"The risk is that we won't be able to opt out."
What other changes will there be?
A little down the line, expect "network slicing" to become a new buzz-phrase.
This will allow operators to tailor different 5G contracts to different types of client by carving up their network into a variety of "virtual" slices, each of which will be isolated from the others and can be adjusted to guarantee different download speeds, latencies and bandwidth.
For example, a cloud gaming service provider might pay more for a contract that guarantees it super-low latencies, while the emergency services and broadcasters could be guaranteed that their 5G-based communications would not be disrupted by lots of people trying to watch YouTube at once.
EE suggests it will introduce this functionality in 2023.
Mobile networks are also likely to try to use the extra capacity they gain to offer a one-stop service that does away with the need for a separate home broadband connection.
Three's boss told BBC News last year that many customers had no need for the kind of speeds a fibre-optic cable delivered but would find 5G superior to what was possible over a copper phone line.
"It's expensive to dig up roads. It takes a lot of time and money," he said.
"It's much cheaper and quicker to provide that connectivity via a wireless connection."
What about Huawei?
A shadow hanging over all the networks' 5G plans is a possible ban on the use of Huawei's telecoms equipment because of security concerns.
Last month, it looked like the UK was about to green light use of the Chinese company's 5G antennas and masts - but Prime Minister's Theresa May's resignation means things are now less clear.
Barring the company's infrastructure would prove a major headache for the operators.
EE and Vodafone would have to strip out some of their existing Huawei kit, which does double-duty for both 4G and 5G.
Both have indicated that if their engineers had to replace it, that would slow their ability to roll out 5G.
Telefonica's O2 hasn't widely deployed Huawei's equipment to date but is engaged in a network-sharing agreement with Vodafone, so would still be affected.
And Three has signalled that it plans to use the Shenzhen-based company's 5G products.

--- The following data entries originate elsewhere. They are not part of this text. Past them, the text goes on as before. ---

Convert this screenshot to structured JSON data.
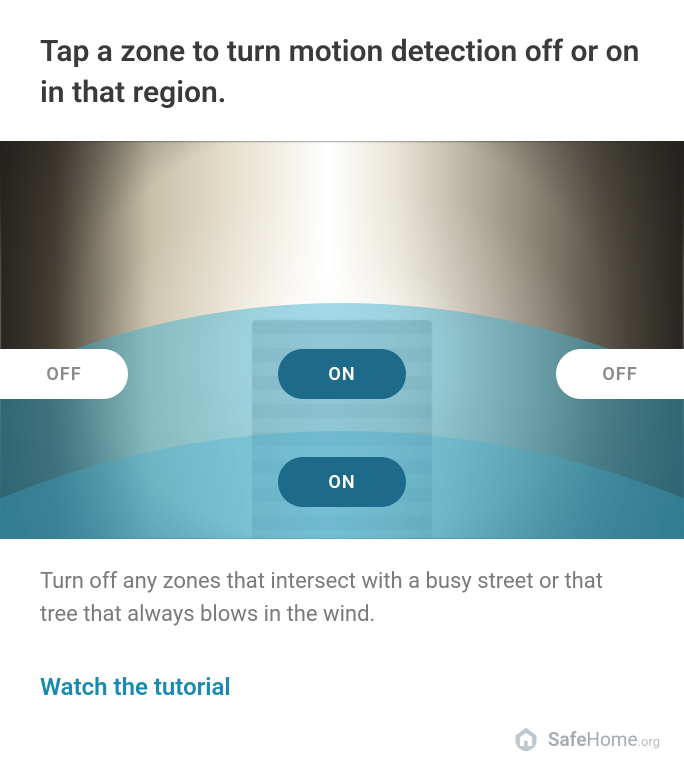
{
  "header": {
    "title": "Tap a zone to turn motion detection off or on in that region."
  },
  "zones": {
    "top_left": {
      "label": "OFF",
      "state": "off"
    },
    "top_center": {
      "label": "ON",
      "state": "on"
    },
    "top_right": {
      "label": "OFF",
      "state": "off"
    },
    "bottom_center": {
      "label": "ON",
      "state": "on"
    }
  },
  "description": {
    "text": "Turn off any zones that intersect with a busy street or that tree that always blows in the wind."
  },
  "tutorial": {
    "label": "Watch the tutorial"
  },
  "watermark": {
    "brand_safe": "Safe",
    "brand_home": "Home",
    "tld": ".org"
  },
  "colors": {
    "accent": "#1a8ab0",
    "pill_on_bg": "#1d6a8a",
    "overlay": "rgba(60,175,210,0.48)"
  }
}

All of which means that while the UK is one of the first European countries to launch 5G, it could still end up taking longer to expand it nationwide than many of its continental counterparts.